WATCH TIME: 4 minutes
"We have families who say that transition from preschool to school is challenging. School readiness is one [example of these invisible symptoms]. There is also literature that suggests that academic underperformance is because of their cognitive disability."
Duchenne muscular dystrophy (DMD), caused by various types of mutations within the dystrophin gene, is the most common single gene disorder leading to muscle wasting. Although most affected boys are not intellectually disabled, the risk of cognitive impairment is increased in these patients. Some studies have shown up to 30% of patients have intellectual disability with a full scale intelligence quotient (FSIQ) of less than 70, including around 3.0% of them with severe impairment, represented by FSIQ of less than 50. In addition to the varying degrees of nonprogressing cognitive impairment in patients with DMD, this group also experiences difficulties with communicating and social interaction.

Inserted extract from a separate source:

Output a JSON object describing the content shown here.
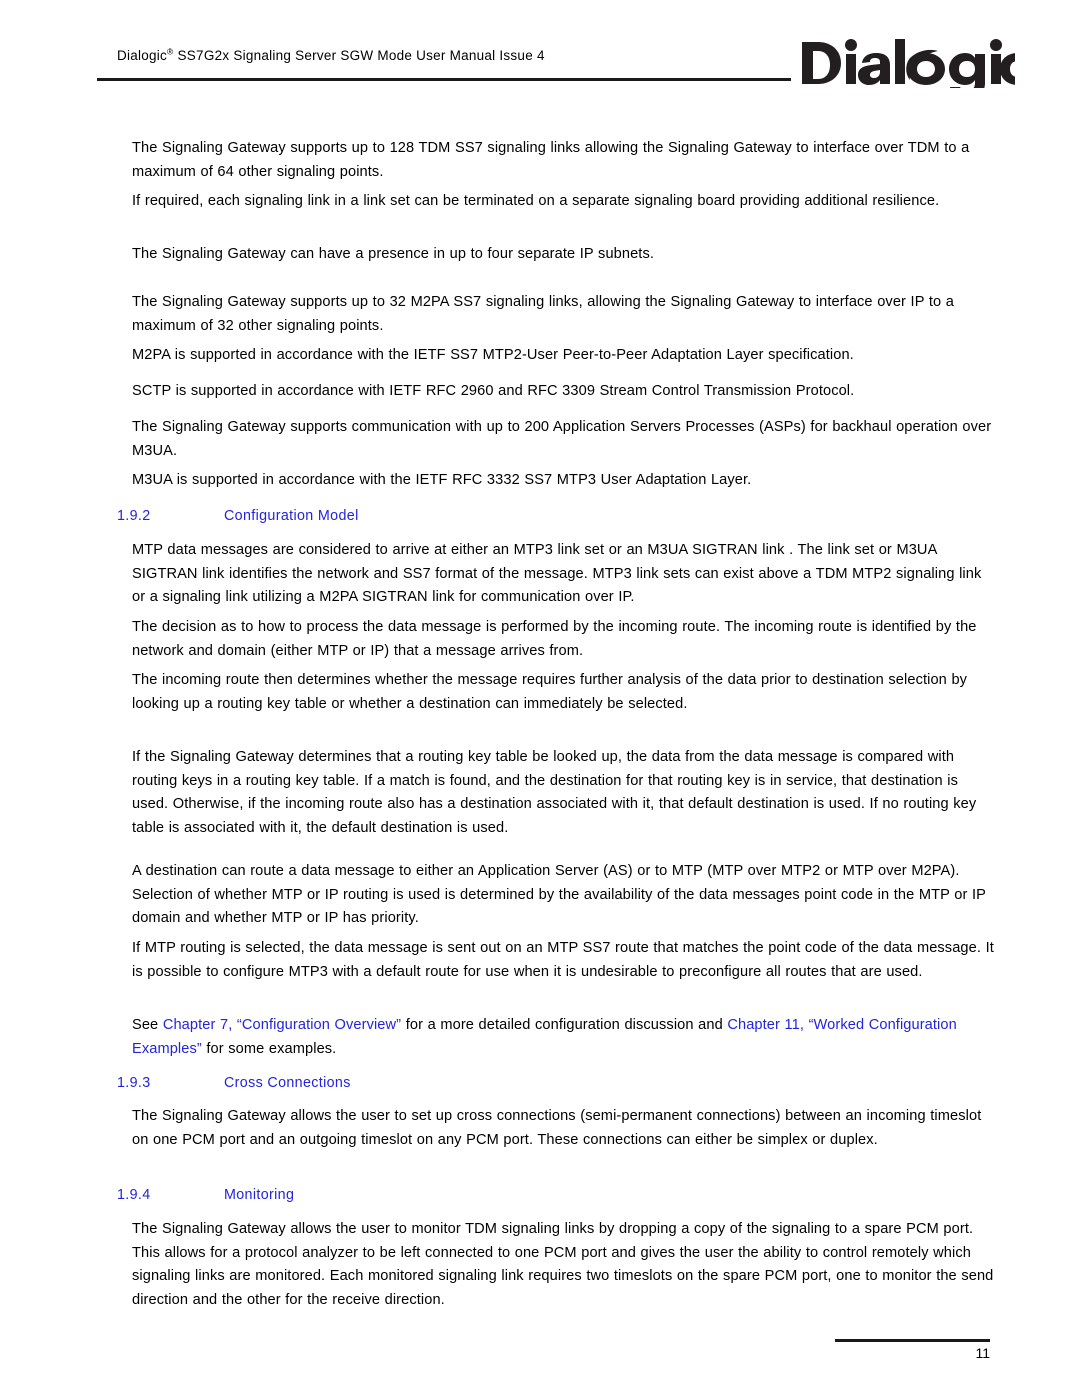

Over the last few decades, there has been an increased interest in the neurodevelopmental dysfunction of the disease. At the 2023 American Association of Neuromuscular and Electrodiagnostic Medicine (AANEM) annual meeting, held November 1-4, in Phoenix, Arizona, Mathula Thangarajh, MD, PhD, gave a talk on “Making Visible the ‘Invisible’,” specifically focusing on the impacts of cognitive disability in DMD. Following her presentation, Thangarajh, an assistant professor in the neuromuscular clinic at Virginia Commonwealth University, sat down with NeurologyLive® to give an overview of her presentation and the need to increase awareness around the cognitive effects of DMD. She spoke on the developmental issues these patients face, as well as the role caregivers play in the multidisciplinary care paradigm of DMD.